**What to produce:** Repeat every record below exactly, leaving out the pictures.

Source records START

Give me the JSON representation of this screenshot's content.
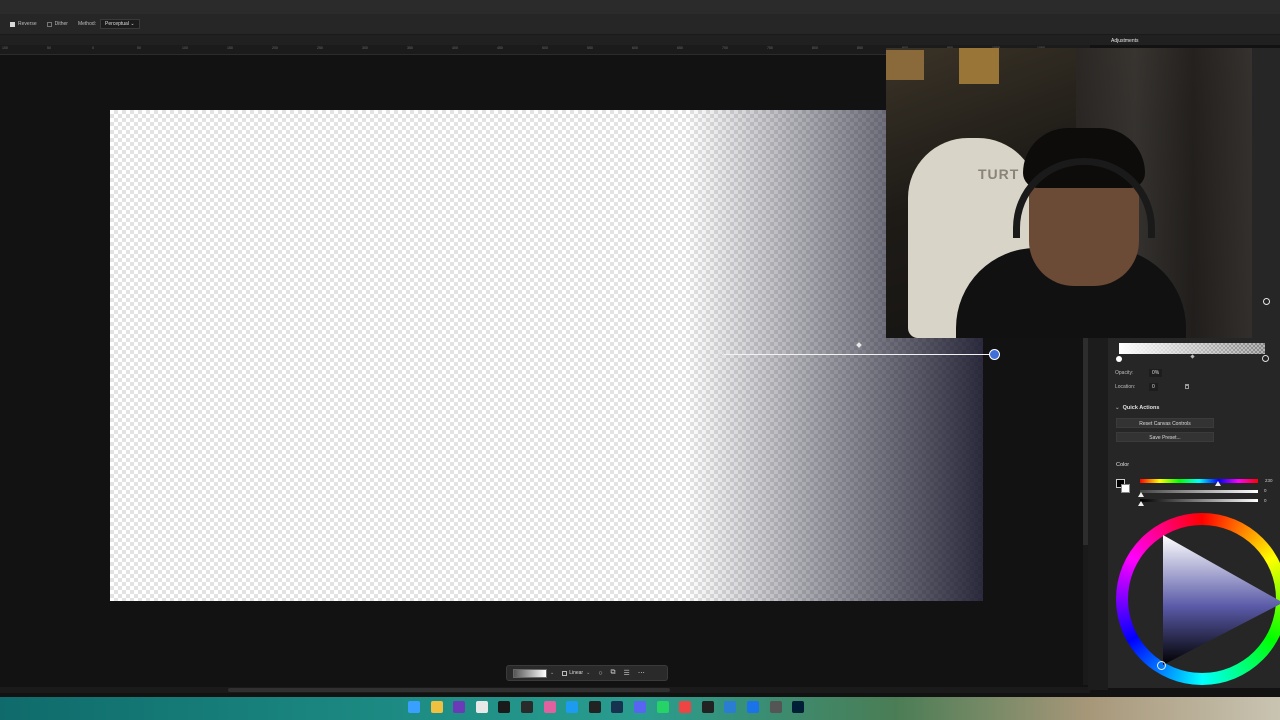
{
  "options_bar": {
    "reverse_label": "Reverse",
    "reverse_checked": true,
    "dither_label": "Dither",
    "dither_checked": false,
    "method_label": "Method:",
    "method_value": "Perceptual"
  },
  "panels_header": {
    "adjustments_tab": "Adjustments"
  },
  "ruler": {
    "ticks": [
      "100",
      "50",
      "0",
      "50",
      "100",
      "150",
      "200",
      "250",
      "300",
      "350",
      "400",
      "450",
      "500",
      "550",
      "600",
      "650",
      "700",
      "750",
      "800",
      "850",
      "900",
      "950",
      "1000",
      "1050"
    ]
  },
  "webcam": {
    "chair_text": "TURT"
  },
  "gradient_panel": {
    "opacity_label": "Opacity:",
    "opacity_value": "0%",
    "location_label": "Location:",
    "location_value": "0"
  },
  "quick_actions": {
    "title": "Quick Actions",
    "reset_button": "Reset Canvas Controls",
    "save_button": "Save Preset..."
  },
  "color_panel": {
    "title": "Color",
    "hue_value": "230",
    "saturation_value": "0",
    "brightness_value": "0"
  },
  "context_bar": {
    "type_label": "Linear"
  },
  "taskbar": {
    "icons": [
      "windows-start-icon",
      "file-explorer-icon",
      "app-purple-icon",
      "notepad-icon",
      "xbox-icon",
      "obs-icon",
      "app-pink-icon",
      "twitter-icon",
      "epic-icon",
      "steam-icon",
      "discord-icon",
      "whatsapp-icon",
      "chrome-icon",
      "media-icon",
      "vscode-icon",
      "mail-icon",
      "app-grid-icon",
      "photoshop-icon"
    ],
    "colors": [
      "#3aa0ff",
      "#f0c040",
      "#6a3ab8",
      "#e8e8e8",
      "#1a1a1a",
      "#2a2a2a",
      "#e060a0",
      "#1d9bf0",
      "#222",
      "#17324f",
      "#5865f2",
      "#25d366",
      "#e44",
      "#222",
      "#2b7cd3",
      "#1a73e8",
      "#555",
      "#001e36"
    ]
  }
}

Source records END

**Answer to this task:**
Give me the JSON representation of this screenshot's content.
{
  "options_bar": {
    "reverse_label": "Reverse",
    "reverse_checked": true,
    "dither_label": "Dither",
    "dither_checked": false,
    "method_label": "Method:",
    "method_value": "Perceptual"
  },
  "panels_header": {
    "adjustments_tab": "Adjustments"
  },
  "ruler": {
    "ticks": [
      "100",
      "50",
      "0",
      "50",
      "100",
      "150",
      "200",
      "250",
      "300",
      "350",
      "400",
      "450",
      "500",
      "550",
      "600",
      "650",
      "700",
      "750",
      "800",
      "850",
      "900",
      "950",
      "1000",
      "1050"
    ]
  },
  "webcam": {
    "chair_text": "TURT"
  },
  "gradient_panel": {
    "opacity_label": "Opacity:",
    "opacity_value": "0%",
    "location_label": "Location:",
    "location_value": "0"
  },
  "quick_actions": {
    "title": "Quick Actions",
    "reset_button": "Reset Canvas Controls",
    "save_button": "Save Preset..."
  },
  "color_panel": {
    "title": "Color",
    "hue_value": "230",
    "saturation_value": "0",
    "brightness_value": "0"
  },
  "context_bar": {
    "type_label": "Linear"
  },
  "taskbar": {
    "icons": [
      "windows-start-icon",
      "file-explorer-icon",
      "app-purple-icon",
      "notepad-icon",
      "xbox-icon",
      "obs-icon",
      "app-pink-icon",
      "twitter-icon",
      "epic-icon",
      "steam-icon",
      "discord-icon",
      "whatsapp-icon",
      "chrome-icon",
      "media-icon",
      "vscode-icon",
      "mail-icon",
      "app-grid-icon",
      "photoshop-icon"
    ],
    "colors": [
      "#3aa0ff",
      "#f0c040",
      "#6a3ab8",
      "#e8e8e8",
      "#1a1a1a",
      "#2a2a2a",
      "#e060a0",
      "#1d9bf0",
      "#222",
      "#17324f",
      "#5865f2",
      "#25d366",
      "#e44",
      "#222",
      "#2b7cd3",
      "#1a73e8",
      "#555",
      "#001e36"
    ]
  }
}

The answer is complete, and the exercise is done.